This summer, though, I did have to pause and think and analyze and confer with a colleague or two about how best to teach that two-handed spin to DMA students who had little or no experience with a mace. I felt the same weight of responsibility to get it right as when I was teaching beginner instrumentalists. Don’t teach bad habits – again, one does not wish to force people to unlearn what they have learned.

Starred Thought™: You find out how well you know a subject when you have to instruct someone else.

What terminology do you guys use?, I asked my staff mates, one of whom re-wrote the book (or the DVD) on the subject!! Just so I don’t teach in a way that will force you to need to translate into your language when some of these kids one day move to the intermediate or advanced class. Cleverly disguising (not really) the fact that I was trying to figure out how to break down the spin into small, more easily-explainable sections. Just like proper teaching procedure says: explain, break down into elements, evaluate, correct, re-assemble, pick up speed … re-evaluate … and around and around it goes.

And away we went. I stood on a podium, facing at least a hundred teenagers with sharp metal objects in their hands. My first emphasis was on reinforcing the rules of Don’t Hurt Yourself. And make sure you’ve got enough room between you and everyone else here – left and right, front and back. Then we advanced to the “hold the mace like this; rotate your wrist like this; the faster the thing revolves, the lighter your grip can be and the more the mace’s momentum will spin it up into your hand again like magic!” stage. Then it was on to the “don’t just blindly huck now, but instead practice tossing the mace a few feet in the air without rotation and catching it without death and destruction” stage. Followed by the “here’s a way of winding up for a toss that uses scientific pendulum concepts” phase. Followed, startlingly soon, by the “okay, we have to stop now, Heidi is waiting for us with the rest of the students and is tapping her foot” moment.

Several students thanked me for the session afterward. I told them they were entirely welcome, and that I was glad to have had lots of staff assistants out there as helpful co-teachers. And thought to myself that I was both disappointed and pleased that I had not made a recording of the lesson – I still think I have a ways to go before I can be nearly as effective a teacher of Sharp Spinning Object Technique as my colleagues.
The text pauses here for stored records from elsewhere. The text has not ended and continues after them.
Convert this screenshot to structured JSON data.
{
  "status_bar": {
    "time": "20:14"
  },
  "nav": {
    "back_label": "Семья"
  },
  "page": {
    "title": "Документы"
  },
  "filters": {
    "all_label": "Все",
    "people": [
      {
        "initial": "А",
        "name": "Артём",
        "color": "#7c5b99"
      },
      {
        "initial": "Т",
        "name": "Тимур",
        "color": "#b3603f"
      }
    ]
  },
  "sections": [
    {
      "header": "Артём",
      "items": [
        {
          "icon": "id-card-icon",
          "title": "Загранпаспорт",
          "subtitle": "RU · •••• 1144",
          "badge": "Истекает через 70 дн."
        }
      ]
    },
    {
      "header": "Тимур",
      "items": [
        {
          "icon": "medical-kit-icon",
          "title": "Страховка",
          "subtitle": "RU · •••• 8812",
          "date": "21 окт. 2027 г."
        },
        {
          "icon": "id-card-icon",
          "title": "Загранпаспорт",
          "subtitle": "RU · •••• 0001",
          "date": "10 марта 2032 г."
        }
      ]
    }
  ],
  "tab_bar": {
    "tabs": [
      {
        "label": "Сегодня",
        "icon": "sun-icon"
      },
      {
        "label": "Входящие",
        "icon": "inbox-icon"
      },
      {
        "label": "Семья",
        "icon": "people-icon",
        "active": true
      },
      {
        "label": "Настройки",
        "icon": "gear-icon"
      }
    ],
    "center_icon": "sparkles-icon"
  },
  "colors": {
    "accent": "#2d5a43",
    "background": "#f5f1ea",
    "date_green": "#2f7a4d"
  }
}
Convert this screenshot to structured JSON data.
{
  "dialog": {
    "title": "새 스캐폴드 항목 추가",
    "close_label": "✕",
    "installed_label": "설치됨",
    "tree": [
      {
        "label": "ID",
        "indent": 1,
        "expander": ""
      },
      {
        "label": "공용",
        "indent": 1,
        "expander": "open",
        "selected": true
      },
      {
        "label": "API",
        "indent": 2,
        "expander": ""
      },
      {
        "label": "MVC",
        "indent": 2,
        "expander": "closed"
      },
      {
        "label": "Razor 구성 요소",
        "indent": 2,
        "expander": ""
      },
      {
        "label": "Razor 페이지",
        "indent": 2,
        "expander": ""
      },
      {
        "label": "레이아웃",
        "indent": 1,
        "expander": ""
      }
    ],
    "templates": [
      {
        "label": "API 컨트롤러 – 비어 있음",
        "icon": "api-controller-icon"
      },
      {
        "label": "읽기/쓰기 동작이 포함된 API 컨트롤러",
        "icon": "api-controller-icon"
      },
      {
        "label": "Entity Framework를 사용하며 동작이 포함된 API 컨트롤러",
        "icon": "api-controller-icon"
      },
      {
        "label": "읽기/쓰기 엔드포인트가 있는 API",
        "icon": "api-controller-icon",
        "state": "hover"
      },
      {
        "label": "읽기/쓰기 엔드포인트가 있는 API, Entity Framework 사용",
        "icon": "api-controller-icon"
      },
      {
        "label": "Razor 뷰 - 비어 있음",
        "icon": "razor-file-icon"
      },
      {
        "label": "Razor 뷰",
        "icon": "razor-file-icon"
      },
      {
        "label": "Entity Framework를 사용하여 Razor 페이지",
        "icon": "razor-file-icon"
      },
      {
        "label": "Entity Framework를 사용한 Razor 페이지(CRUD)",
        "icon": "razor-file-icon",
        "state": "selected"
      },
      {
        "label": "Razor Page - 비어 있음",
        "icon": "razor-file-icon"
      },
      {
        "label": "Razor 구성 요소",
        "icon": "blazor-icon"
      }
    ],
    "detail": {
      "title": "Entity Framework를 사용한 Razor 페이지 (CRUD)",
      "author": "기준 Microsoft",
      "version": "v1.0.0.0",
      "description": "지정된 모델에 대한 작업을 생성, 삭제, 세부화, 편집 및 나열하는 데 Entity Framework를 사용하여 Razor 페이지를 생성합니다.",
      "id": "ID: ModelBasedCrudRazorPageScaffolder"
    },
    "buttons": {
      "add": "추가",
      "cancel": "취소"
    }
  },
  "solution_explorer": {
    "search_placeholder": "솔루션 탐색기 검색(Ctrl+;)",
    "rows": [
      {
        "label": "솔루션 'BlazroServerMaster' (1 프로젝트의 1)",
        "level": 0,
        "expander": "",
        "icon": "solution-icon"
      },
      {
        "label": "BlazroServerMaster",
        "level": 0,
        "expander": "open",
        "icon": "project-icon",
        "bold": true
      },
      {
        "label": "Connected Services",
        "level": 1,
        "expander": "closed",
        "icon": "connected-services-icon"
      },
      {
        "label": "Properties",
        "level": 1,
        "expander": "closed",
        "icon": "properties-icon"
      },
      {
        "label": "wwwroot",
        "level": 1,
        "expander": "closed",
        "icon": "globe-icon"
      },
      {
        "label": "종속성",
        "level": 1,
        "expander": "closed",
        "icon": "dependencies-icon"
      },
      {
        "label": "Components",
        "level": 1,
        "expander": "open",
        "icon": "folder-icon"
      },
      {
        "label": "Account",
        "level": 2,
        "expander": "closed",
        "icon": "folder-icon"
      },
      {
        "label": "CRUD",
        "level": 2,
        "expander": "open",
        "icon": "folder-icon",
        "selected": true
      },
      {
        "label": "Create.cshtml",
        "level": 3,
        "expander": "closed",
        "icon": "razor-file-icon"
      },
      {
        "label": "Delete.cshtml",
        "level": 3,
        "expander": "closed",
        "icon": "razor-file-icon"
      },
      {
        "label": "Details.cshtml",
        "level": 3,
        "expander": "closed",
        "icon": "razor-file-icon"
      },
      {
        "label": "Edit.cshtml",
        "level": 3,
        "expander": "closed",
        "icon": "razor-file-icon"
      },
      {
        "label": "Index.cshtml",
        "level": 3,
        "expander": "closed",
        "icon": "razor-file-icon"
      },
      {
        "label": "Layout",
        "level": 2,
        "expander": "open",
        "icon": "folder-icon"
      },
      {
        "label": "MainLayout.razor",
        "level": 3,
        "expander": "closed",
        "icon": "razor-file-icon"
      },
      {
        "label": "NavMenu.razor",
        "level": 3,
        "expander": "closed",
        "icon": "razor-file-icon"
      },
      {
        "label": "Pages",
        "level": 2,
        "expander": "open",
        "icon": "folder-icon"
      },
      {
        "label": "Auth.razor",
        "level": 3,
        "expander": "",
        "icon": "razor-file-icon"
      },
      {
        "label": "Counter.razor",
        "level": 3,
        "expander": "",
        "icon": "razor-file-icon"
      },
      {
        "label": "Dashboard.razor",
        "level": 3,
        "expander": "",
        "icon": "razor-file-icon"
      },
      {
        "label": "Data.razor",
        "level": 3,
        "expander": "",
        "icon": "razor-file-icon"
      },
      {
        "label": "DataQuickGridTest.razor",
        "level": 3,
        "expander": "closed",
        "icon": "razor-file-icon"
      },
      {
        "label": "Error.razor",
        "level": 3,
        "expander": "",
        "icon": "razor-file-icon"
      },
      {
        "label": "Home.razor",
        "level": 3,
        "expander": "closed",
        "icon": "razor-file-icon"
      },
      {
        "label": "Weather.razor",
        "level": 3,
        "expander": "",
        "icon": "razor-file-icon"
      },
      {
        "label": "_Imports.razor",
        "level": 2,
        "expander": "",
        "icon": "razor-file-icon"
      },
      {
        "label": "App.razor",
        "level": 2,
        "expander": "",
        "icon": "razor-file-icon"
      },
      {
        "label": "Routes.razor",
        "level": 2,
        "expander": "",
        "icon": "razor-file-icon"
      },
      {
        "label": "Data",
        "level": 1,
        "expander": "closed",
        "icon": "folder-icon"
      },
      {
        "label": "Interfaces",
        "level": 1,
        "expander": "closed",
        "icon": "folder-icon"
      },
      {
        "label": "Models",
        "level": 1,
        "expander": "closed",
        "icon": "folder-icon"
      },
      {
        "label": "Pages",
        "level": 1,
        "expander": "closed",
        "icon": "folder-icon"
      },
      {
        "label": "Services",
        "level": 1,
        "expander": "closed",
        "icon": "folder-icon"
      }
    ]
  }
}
But I did see quite a few of them fumbling their rifle spins less and less, and getting the hang of that two-handed spin more and more. I was also pleased that I did not see them working hard on their high tosses, as a hundred people in close proximity all working on that at the same time is nothing you want to see. Go home and be alone in your backyard. And wear a bicycle helmet or something, early on.

Curious. While I was working to pass on the concepts of an activity in which everything depends on rotation and revolving objects and other circle-y ideas … I noted that thirty years later, events had come full circle, from my backyard to (potentially), theirs.

August 7, 2014 Posted by | band, DMA, drum major, GNP, marching band, Starred Thoughts, teachers, UMMB | , , , , , , , , , , | 1 Comment